Today, the U.S. Supreme Court will hear arguments in Espinoza v. Montana Department of Revenue, which challenges the use of the state’s Blaine amendment to torpedo a tax credit scholarship law.

Blaine amendments prohibit the state from directly or indirectly allocating government dollars to faith-based organizations or programs.  North Carolina does not have a Blaine amendment, but 37 states do.

Nick Sibilla of the Institute for Justice writes in The Atlantic,

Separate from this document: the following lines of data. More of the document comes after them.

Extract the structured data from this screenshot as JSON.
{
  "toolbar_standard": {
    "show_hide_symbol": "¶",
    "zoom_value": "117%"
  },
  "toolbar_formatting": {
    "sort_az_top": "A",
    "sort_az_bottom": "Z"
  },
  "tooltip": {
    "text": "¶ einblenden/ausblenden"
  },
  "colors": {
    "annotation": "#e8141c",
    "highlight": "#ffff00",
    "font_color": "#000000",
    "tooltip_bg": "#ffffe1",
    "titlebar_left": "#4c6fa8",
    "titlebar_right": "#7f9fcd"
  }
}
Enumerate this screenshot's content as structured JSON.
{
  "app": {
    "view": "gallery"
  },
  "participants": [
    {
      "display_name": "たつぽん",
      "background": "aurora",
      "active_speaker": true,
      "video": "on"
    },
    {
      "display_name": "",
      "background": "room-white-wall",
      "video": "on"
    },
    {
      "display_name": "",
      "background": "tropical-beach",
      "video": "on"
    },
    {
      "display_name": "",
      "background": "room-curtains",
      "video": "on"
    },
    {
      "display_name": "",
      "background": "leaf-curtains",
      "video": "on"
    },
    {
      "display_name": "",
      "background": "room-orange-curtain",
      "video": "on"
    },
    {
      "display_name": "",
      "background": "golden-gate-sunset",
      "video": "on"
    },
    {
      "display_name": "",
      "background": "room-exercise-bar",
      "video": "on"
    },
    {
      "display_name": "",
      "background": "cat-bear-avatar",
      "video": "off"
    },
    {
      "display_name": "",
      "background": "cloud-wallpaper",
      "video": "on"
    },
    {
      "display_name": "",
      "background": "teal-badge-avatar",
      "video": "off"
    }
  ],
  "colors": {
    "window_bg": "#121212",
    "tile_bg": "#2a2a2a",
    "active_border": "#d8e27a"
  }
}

At first glance, Blaine Amendments may seem like a benign way to ensure the government’s neutrality toward religion. In the 1875 speech that inspired Representative Blaine, President Ulysses S. Grant called for a federal ban on government funding for “sectarian schools” in order to “keep the Church and state forever separate.” More recently, nine states with Blaine Amendments collectively filed an amicus brief in the Espinoza case, arguing that no-aid provisions like theirs and Montana’s merely “sought to solidify the Framers’ original design separating church and State.”

But Blaine Amendments weren’t truly devoted to the separation of Church and state. Instead, they were mainly focused on separating the Catholic Church and state. Although public schools are largely secular today, that wasn’t the case in the 19th century. Public or “common” schools typically instilled in their students a nondenominational form of Protestantism, requiring them to sing hymns, pray, and read from the King James Bible—in direct conflict with Catholic dogma.

For decades, the U.S. Supreme Court has repeatedly struck down laws and policies that hide their prejudice behind a fig leaf of neutrality. With Espinoza, the high court should seize the opportunity to continue this legacy.

If the Supreme Court sides with the plaintiff, it may bury Blaine amendments once and for all.